The build starts by disassembling the compressor, which contains three double-sided pistons. The housing is drilled with ports to allow gas to flow into and out of the cylinders, as well as to transfer from one side of the piston to the other. Acrylic end plates are fitted to the assembly. One end acts as an intake manifold, delivering air and fuel to the cylinders. The other side acts as the cylinder head, mounting the sparkplugs. Everything is then connected with acrylic tubing and a small square section of acrylic is turned into a carburetor to supply the air-fuel mix. Ignition is handled by coils triggered by the movement of the flywheel.
After an initial failure due to the acrylic manifold cracking, a stronger part is fabricated, and the engine bursts into life. The acrylic end caps give a great view of the combustion process in action. We’d love to see the a dyno graph on how much power and torque the unit puts out, or to see it hooked up to a bicycle or cart.
You see a lot of pneumatic actuators in industrial automation, and for good reason. They’re simple, powerful, reliable, and above all, cheap. Online sources and fluid-power suppliers carry a bewildering range of actuators, so why would anyone bother to make their own pneumatic cylinders? Because while the commercial stuff is cheap, it’s not PVC and plywood cheap.

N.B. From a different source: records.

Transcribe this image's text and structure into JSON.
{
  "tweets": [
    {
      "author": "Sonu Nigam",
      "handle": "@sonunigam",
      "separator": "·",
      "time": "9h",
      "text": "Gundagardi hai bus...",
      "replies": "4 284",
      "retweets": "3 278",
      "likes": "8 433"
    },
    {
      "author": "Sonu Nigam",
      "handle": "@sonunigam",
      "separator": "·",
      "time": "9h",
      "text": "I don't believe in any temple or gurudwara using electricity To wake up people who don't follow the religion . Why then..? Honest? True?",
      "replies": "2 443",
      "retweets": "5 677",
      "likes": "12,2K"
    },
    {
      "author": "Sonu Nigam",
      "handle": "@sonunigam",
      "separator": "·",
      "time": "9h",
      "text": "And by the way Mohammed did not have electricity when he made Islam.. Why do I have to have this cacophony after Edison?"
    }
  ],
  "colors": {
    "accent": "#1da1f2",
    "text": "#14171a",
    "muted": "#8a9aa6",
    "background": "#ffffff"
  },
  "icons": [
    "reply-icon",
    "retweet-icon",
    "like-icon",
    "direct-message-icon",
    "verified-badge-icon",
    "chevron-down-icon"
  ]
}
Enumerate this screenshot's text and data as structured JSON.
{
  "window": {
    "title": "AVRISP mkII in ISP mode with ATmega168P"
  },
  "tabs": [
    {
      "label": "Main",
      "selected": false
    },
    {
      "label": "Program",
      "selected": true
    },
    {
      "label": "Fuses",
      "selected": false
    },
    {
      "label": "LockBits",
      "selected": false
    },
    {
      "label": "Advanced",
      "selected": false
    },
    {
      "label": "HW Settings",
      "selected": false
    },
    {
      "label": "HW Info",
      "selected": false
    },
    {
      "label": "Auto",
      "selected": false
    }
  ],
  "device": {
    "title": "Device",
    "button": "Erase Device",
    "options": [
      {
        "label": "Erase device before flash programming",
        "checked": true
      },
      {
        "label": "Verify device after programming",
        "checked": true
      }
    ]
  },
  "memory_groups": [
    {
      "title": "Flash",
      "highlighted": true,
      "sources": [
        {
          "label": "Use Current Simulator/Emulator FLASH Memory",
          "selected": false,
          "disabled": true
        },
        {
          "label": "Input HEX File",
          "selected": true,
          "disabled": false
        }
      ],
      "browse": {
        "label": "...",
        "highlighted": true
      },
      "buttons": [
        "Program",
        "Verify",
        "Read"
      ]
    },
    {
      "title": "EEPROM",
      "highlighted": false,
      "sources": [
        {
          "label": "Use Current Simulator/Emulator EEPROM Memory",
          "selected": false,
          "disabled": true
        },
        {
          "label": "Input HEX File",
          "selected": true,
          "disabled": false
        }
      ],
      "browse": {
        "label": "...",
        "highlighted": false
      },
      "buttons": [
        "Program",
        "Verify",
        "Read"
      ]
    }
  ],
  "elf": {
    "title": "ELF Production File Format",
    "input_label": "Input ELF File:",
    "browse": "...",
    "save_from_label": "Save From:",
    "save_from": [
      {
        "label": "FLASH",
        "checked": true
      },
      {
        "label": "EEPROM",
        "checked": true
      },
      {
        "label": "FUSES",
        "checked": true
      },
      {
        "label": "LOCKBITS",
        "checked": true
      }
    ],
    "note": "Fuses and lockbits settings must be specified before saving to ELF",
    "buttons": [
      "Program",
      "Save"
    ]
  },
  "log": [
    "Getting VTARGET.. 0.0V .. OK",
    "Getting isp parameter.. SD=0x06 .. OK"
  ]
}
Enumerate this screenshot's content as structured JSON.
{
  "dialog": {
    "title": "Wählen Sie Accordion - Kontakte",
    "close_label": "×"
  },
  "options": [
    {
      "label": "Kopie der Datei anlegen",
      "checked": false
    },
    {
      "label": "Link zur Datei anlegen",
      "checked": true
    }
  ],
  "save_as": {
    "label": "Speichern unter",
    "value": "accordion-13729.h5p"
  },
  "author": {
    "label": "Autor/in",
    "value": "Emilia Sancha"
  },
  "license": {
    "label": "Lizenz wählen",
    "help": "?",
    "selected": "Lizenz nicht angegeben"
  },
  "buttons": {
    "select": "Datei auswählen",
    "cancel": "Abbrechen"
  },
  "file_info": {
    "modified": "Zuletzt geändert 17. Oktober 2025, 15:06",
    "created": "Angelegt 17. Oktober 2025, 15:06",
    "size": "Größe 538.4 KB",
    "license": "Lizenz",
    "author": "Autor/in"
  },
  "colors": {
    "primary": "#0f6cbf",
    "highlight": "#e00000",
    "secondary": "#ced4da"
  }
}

Granted, that’s not the only reason [Izzy Swan] gives for his DIY single-acting cylinder. For him it’s more about having the flexibility to make exactly what he needs in terms of size and shape. And given how ridiculously easy these cylinders are, you can make a ton of them for pennies. The cylinder itself is common Schedule 40 PVC pipe with plywood endcaps, all held together with threaded rod. [Izzy] cut the endcaps with a CNC router, but a band saw or jig saw would do as well. The piston is a plywood plug mounted to a long bolt; [Izzy] gambled a little by cutting the groove for the O-ring with a table saw, but no fingers were lost. The cylinder uses a cheap bungee as a return spring, but an internal compression spring would work too,. Adding a second air inlet to make the cylinder double-acting would be possible as well. The video below shows the cylinder in action as a jig clamp.
True, the valves are the most expensive part of a pneumatic system, but if nothing else, being able to say you made your own cylinders is a win. And maybe you’ll get the fluid-power bug and want to work up to DIY hydraulics.
[Rulof Maker] is a master at making things from salvaged parts, and being an Italian lover of espresso coffee, this time he’s made an espresso machine. The parts in question are a piston and cylinder from an old motorbike, believe it or not, and parts from an IKEA lamp.
Why the piston and cylinder? For those not familiar with espresso machines, they work by forcing pressurized, almost boiling water through ground coffee. He therefore puts the water in the piston cylinder, and levers the piston down onto it, forcing the water out the bottom of the cylinder and through the waiting coffee grounds. Parts from the IKEA lamp form a base for the waiting cup to sit on.
Of course, he takes great care to clean out any burnt oil and gas before starting. We also like how he centers a lever arm on a U-shaped bolt using two springs. Clever. But see the master in action for yourself in the video below.
The engine is based around a single piston and runs on compressed air. The reduced parts count is a result of using the propeller axle as a key component in the engine itself. There are flat surfaces on the engine end of the axle which allow it to act as a valve and control its own timing. [gzumwalt] notes that this particular engine was more of a thought experiment and might not actually produce enough thrust to run an airplane, but that it certainly will spark up some conversations among RC enthusiasts.
The build is also one of the first designs in what [gzumwalt] hopes will be a series of ever-improving engine designs. Perhaps he should join forces with this other air-powered design that we’ve just recently featured. Who else is working on air-powered planes? Who knew that this was a thing?